> _What this task involves_
Scan the lines below for "Open"; report the number of lines that contain it, and only that.

[App and web page records]
──────────
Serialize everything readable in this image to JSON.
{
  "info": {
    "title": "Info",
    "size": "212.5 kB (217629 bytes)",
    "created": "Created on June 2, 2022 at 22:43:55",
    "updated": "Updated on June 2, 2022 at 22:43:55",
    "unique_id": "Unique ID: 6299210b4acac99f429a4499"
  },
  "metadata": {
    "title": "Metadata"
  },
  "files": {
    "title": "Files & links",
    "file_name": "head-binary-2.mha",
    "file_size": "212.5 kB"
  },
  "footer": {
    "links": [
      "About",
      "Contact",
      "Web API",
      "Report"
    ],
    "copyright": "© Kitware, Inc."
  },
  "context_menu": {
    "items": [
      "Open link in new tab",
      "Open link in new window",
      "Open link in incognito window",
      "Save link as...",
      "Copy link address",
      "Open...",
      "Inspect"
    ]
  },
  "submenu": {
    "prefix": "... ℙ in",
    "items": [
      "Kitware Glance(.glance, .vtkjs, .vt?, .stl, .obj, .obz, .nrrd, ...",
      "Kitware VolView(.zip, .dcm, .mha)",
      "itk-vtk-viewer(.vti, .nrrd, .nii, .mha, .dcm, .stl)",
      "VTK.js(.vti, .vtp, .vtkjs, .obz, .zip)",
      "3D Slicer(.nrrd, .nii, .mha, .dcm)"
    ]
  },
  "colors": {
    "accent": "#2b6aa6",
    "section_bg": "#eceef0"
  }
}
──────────
> _Your solution_
4